The Supreme Court has been getting bad press recently for an ideological divide that exactly corresponds to the justices’ political backgrounds: five Republican-appointed conservatives versus four Democratic-appointed liberals. In an end-of-term wrap-up, however, one of the best of the current Supreme Court advocates suggested that the critique was overblown, that the court’s rulings this year have shown surprising unanimity in some difficult and seemingly contentious cases.   The suggestion from Paul Clement, the former Republican U.S. solicitor general and go-to lawyer for conservative causes, had enough substance for a possible column. Chief Justice John G. Roberts Jr. as the Great Conciliator, the headline might say. Roberts was finally fulfilling his confirmation promise, the column would say, to work for more unanimity on the court by deciding cases narrowly with scrupulous regard for precedent.   Clement had examples to prove his point, and others can be seen in a review of the past year’s decisions. But before the column could be written, Roberts and his fellow conservatives threw the thesis for a loop. In a remarkable display of conservative activism, the court last week (June 21) issued a precedent-bending decision on one of the most politically contentious issues of the past year: the political influence of public employee unions.   The decision, Knox v. Service Employees International Union, stems from a politically charged episode in California in 2005. Gov. Arnold Schwarzenegger had called a special election in November to vote on two ballot measures that would curb public employee unions’ political clout and trim pay and benefits for state government workers. Public employee unions mobilized to fight the measures, which in fact the voters rejected, somewhat soundly.   To raise money for the “Fight Back Fund,” SEIU and other public employee unions imposed a special assessment. The assessment notice went to all employees covered by the union’s collective bargaining contract, union members and non-members alike. But it did not include the notice, required for regular assessments under a Supreme Court precedent, that non-union members could opt out of paying any portion of the assessment allocated to the union’s political activities.   The earlier Supreme Court decision, Teachers v. Hudson (1986), balanced the interests of public employee unions in financing their collective bargaining activities and non-union members who might object to the union’s political work.

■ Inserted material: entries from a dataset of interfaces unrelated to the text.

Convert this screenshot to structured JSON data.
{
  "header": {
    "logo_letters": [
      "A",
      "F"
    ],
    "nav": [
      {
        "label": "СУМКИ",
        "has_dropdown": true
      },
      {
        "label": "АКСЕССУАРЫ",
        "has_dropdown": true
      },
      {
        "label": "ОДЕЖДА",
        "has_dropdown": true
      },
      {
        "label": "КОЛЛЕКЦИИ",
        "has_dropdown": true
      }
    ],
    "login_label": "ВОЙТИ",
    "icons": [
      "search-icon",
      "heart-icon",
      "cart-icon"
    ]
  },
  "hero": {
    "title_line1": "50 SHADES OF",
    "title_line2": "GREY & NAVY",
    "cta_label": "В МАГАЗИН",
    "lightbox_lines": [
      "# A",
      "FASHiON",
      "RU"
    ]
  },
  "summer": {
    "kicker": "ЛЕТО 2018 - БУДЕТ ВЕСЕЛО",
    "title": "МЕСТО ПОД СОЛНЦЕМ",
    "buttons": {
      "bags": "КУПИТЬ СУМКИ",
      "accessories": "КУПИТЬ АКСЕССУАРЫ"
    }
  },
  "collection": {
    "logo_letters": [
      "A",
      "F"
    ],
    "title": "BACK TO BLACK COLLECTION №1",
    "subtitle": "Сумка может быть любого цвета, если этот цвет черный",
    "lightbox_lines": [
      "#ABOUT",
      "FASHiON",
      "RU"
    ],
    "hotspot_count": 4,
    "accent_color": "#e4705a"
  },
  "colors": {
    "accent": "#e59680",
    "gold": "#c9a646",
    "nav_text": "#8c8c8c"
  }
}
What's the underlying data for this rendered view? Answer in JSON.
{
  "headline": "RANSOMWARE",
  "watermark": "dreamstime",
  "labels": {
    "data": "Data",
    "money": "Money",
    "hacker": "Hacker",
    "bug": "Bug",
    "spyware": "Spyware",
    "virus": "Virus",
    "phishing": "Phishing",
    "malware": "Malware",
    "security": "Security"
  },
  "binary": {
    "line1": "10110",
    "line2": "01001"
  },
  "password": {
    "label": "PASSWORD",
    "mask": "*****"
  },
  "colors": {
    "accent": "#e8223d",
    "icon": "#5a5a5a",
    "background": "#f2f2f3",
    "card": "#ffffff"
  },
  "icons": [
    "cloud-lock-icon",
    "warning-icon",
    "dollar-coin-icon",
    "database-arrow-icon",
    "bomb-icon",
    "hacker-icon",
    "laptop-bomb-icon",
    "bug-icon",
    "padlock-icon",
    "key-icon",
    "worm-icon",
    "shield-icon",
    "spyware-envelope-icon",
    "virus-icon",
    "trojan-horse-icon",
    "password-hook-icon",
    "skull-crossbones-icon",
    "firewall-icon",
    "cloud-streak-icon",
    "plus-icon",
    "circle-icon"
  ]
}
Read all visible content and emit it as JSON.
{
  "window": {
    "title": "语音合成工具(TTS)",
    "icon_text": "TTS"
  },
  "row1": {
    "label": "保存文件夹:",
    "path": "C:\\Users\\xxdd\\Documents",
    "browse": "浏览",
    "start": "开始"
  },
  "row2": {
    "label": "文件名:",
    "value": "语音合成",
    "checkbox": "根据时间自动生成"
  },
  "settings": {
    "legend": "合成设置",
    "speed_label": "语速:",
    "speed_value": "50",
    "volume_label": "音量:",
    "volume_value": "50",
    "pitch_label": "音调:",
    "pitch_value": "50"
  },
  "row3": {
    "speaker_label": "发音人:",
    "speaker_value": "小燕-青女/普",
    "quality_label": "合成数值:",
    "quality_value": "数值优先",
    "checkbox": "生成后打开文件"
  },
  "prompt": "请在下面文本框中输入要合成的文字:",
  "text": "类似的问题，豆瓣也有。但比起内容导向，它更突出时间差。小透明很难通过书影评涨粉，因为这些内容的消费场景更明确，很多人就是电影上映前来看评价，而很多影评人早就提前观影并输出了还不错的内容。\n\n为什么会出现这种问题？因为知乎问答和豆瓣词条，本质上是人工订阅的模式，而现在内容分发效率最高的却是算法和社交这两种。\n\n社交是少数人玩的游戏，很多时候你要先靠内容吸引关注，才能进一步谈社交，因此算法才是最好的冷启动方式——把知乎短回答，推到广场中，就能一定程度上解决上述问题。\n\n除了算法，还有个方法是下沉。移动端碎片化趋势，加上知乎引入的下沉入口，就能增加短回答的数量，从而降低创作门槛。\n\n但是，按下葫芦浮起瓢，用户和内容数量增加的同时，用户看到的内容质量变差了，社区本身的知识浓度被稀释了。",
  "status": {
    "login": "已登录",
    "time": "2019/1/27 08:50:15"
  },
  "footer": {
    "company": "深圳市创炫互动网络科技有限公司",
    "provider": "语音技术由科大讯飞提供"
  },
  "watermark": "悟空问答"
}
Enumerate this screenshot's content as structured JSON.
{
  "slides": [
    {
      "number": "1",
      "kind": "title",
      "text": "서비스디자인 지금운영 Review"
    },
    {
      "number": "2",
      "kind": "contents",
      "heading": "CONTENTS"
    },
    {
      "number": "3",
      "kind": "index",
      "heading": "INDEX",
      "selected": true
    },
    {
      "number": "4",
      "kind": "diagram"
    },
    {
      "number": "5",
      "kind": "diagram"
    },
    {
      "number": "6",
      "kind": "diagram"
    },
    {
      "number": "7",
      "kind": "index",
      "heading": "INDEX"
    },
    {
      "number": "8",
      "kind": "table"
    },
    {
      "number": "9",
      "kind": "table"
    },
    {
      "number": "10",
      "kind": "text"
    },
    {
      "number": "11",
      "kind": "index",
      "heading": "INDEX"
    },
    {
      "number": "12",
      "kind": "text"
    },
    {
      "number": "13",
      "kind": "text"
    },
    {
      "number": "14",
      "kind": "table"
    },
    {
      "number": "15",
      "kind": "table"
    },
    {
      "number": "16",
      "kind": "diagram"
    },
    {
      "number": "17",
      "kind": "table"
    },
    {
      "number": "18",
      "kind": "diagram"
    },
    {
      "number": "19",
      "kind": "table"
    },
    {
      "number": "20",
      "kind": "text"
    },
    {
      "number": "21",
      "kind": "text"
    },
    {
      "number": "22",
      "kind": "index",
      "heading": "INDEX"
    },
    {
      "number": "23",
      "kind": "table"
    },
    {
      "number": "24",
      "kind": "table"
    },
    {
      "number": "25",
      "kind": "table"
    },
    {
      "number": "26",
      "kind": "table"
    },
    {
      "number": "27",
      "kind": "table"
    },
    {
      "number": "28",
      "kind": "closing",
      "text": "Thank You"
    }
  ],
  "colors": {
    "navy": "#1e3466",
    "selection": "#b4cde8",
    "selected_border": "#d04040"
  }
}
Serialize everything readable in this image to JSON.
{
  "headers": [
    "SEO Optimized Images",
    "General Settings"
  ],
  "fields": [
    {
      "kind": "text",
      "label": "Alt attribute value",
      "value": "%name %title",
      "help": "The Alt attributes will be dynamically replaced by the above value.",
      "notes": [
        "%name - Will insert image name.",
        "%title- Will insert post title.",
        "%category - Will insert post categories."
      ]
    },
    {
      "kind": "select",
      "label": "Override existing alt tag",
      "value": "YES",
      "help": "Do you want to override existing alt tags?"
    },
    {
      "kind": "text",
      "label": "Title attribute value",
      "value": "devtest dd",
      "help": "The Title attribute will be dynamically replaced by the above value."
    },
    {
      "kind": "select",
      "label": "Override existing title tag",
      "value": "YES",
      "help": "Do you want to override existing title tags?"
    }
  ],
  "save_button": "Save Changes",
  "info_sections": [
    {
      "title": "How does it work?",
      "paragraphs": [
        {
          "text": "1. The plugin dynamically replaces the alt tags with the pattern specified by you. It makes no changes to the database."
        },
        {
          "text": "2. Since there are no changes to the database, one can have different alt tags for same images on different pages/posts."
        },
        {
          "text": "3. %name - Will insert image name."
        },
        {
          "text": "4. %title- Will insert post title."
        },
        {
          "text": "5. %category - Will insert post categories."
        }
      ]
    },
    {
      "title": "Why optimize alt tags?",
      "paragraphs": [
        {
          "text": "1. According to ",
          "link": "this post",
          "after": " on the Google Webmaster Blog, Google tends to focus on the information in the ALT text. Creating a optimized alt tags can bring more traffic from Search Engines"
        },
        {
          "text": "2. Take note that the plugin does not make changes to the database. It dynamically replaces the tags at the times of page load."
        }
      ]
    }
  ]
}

Unions were allowed to charge non-union members for representing them in labor negotiations. But the court recognized a constitutional right for non-union members to avoid being forced to subsidize “ideological activity” to which they objected.   The procedural safeguard established the so-called Hudson notice does not sit well with public employee unions, but they have lived with it. In hindsight, SEIU made a mistake in not sending such a notice when it issued the special assessment in 2005. Seven justices agreed on that point, which was all that was necessary to decide the present case.   The Roberts Court’s conservative bloc went further. In an opinion dripping with anti-union animus, Justice Samuel A. Alito Jr. depicted the existing legal rules as “a remarkable boon” for unions. SEIU’s “aggressive use of power to collect fees from nonunion members” he termed “indefensible.” And the remedy for the future was not simply to require a Hudson opt-out notice for special assessments, but to establish an opt-in requirement that prevents unions from imposing any part of a special assessment unless the non-union member “affirmatively consents.”   The existing rule already imposes “a significant burden for employees,” Alito wrote. “[T]he burden would become insupportable if unions could impose a new assessment at any time, with a new chargeability determination to be challenged.”   As Justice Stephen G. Breyer pointed out in dissent, that passage casts doubt on a precedent accepted as settled for a quarter-century. More troublingly, the conservative majority reached out to take sides in political disputes now raging in state capitals: think Wisconsin. “There is no good reason for the Court suddenly to enter the debate,” Breyer wrote, “much less now to decide that the Constitution resolves it.”
Breyer spoke for all four liberal justices on the point: Elena Kagan joined his dissent, while Sonia Sotomayor and Ruth Bader Ginsburg rejected the new opt-in requirement even while agreeing with the majority on the result in the case. “I cannot agree with the majority’s decision,” Sotomayor wrote, “to address unnecessarily significant constitutional issues, well outside the scope of the questions presented and briefing.”
The decision came on the same day that the court neatly finessed another highly contentious issue: broadcast indecency. In a unanimous ruling, the court in FCC v. Fox Televisions Stations threw out findings that Fox and ABC violated indecency rules by fleeting expletives (in Fox’s case) and fleeting body parts (in ABC’s) but left it up to the FCC to consider changing its policy in the future.
Credit Roberts perhaps with helping fashion unanimity on an issue that had divided the justices in argument. But credit him too with the activist, 5-4 ruling on public employee unions that would have lacked a majority without his vote. Side by side, the two rulings exemplify the Roberts Court’s dual personalities alternating between judicial restraint and politically-tinged activism. With major rulings due this week on President Obama’s health care law and Arizona’s immigration law, the nation waits to see which of the court’s personalities will win out as a momentous term ends.